--- INFORMATION SHOWN Enclosed Below ---

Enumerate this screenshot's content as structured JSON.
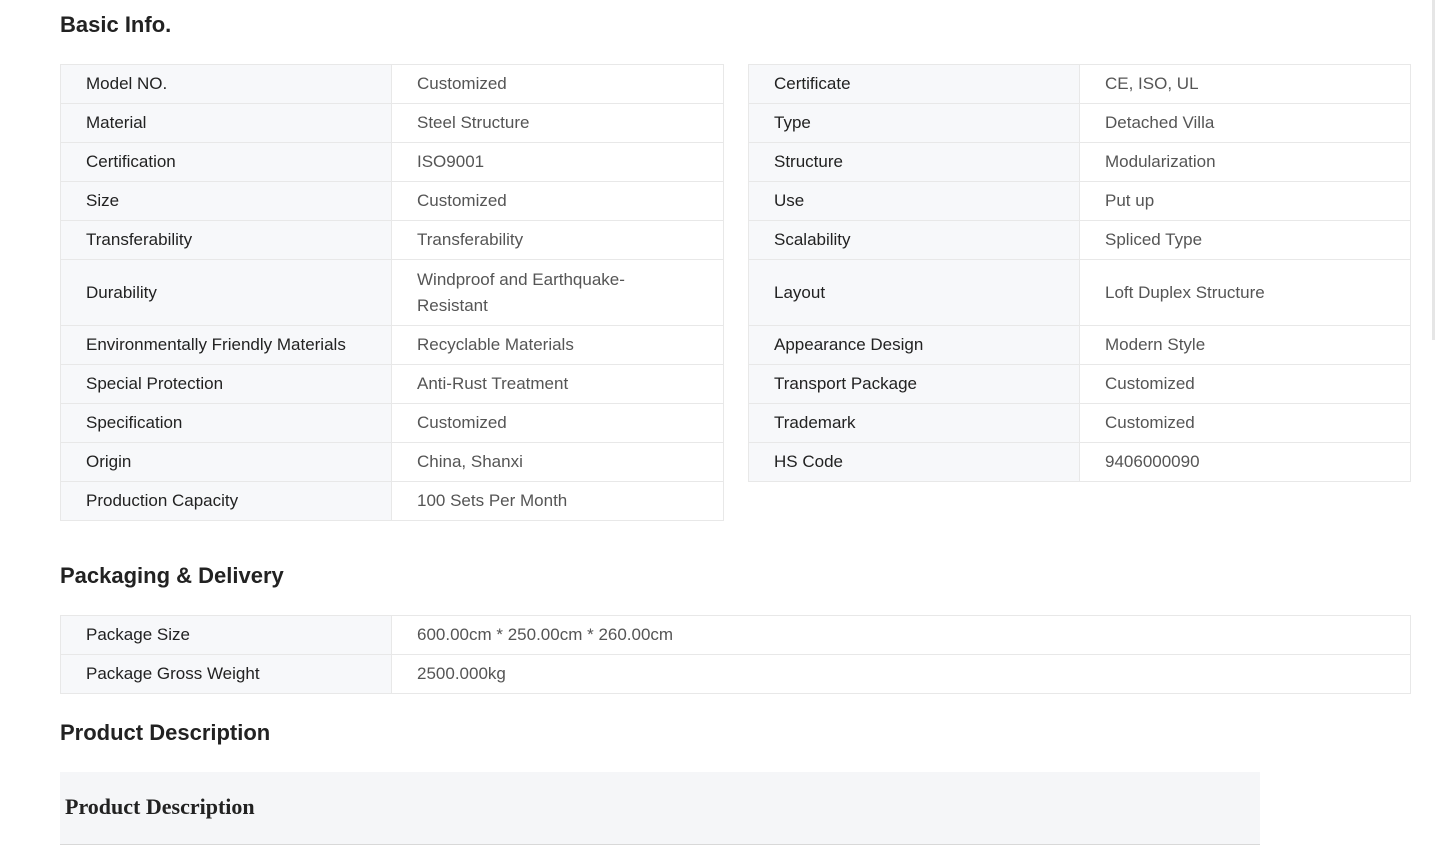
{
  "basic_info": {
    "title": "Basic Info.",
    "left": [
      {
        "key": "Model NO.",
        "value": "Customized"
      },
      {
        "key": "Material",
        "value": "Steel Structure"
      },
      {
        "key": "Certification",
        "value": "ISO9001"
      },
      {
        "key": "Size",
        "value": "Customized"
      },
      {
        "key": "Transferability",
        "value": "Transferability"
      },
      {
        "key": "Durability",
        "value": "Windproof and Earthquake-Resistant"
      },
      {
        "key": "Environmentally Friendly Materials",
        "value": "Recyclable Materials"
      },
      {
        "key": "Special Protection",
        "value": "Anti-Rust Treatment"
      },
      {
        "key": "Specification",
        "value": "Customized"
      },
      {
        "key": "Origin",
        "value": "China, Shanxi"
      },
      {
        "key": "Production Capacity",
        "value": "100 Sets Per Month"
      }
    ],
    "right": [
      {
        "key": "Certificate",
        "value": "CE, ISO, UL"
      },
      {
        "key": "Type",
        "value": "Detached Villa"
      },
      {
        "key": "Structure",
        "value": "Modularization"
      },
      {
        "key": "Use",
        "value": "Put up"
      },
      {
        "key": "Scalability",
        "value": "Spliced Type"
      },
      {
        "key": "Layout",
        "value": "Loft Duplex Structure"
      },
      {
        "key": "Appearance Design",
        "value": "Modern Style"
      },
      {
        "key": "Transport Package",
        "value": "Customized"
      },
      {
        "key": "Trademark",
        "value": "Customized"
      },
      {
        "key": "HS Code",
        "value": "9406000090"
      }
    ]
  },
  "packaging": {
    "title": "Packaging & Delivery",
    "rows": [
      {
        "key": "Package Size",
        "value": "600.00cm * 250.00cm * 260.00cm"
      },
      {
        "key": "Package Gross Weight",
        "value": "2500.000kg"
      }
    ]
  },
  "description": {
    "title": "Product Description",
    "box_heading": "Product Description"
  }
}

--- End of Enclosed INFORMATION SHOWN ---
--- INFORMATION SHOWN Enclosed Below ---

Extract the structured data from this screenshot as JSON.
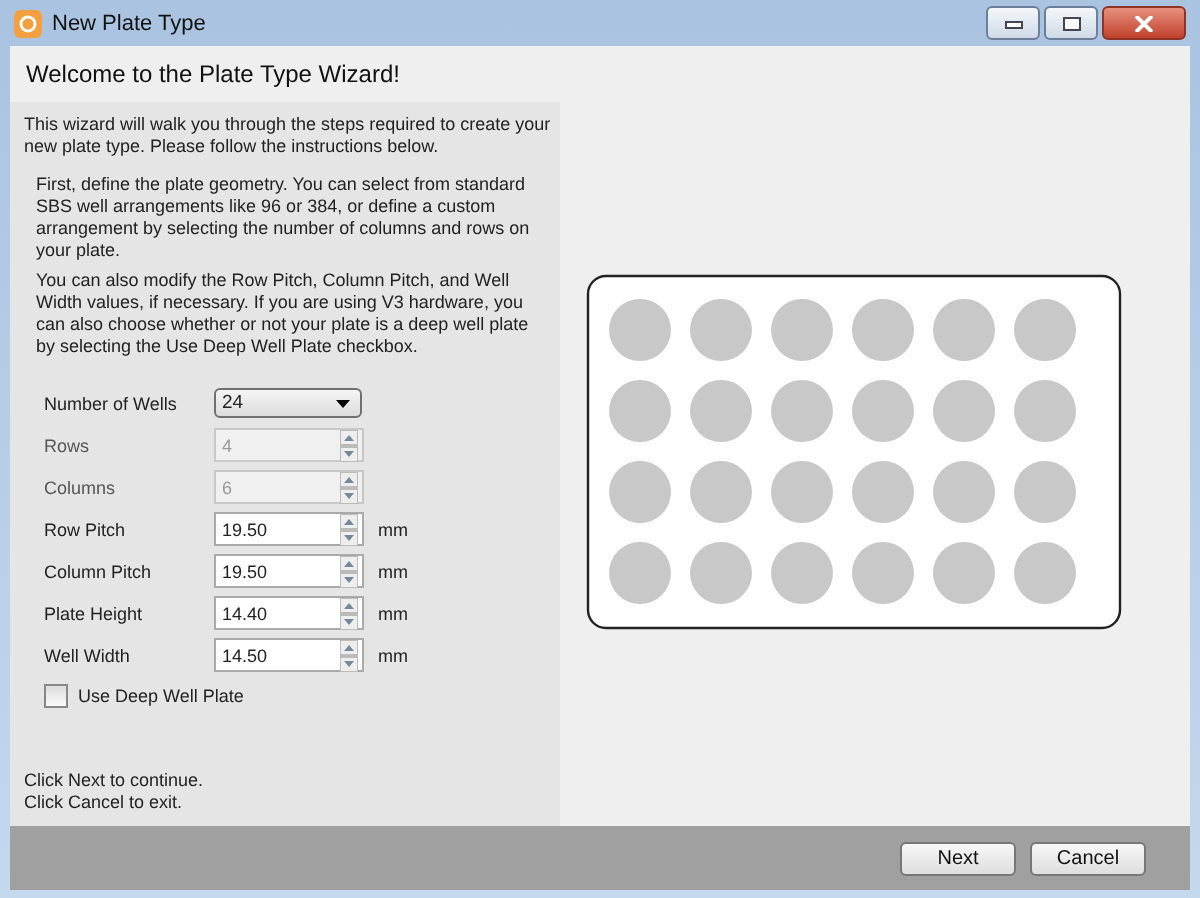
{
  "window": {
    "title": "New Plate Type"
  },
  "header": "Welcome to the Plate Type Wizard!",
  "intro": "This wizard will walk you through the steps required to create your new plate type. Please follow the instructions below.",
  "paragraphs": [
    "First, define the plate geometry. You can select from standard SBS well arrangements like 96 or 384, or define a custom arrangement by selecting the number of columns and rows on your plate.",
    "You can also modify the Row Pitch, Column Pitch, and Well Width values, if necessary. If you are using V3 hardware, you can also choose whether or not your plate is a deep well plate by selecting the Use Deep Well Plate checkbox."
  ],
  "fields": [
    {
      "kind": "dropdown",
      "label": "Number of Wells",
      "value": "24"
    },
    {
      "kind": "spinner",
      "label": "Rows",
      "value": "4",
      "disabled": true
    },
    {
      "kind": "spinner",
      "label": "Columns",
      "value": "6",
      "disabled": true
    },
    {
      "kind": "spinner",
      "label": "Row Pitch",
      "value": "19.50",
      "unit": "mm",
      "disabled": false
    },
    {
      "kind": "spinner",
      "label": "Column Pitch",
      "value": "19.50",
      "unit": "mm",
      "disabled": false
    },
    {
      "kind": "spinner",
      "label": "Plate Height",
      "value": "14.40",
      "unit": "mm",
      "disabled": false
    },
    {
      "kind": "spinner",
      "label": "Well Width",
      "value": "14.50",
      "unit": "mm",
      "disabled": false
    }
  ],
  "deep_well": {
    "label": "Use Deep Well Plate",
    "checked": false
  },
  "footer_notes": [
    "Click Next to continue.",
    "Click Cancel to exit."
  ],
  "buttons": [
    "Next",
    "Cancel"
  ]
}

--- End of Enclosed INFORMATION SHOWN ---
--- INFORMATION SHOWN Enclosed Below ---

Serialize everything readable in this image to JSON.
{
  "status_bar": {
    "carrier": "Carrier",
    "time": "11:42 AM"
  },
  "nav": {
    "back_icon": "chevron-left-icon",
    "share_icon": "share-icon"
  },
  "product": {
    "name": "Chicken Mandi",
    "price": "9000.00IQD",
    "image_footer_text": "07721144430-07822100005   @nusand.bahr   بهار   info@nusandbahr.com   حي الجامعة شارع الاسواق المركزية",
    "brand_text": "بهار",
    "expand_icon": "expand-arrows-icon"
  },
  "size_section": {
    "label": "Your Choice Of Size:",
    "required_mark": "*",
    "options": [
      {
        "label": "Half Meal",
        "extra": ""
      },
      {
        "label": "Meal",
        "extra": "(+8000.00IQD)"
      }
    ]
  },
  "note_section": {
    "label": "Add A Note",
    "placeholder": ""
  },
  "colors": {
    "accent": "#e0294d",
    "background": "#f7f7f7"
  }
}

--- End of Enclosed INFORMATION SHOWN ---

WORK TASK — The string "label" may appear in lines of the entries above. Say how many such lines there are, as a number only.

SOLUTION — 12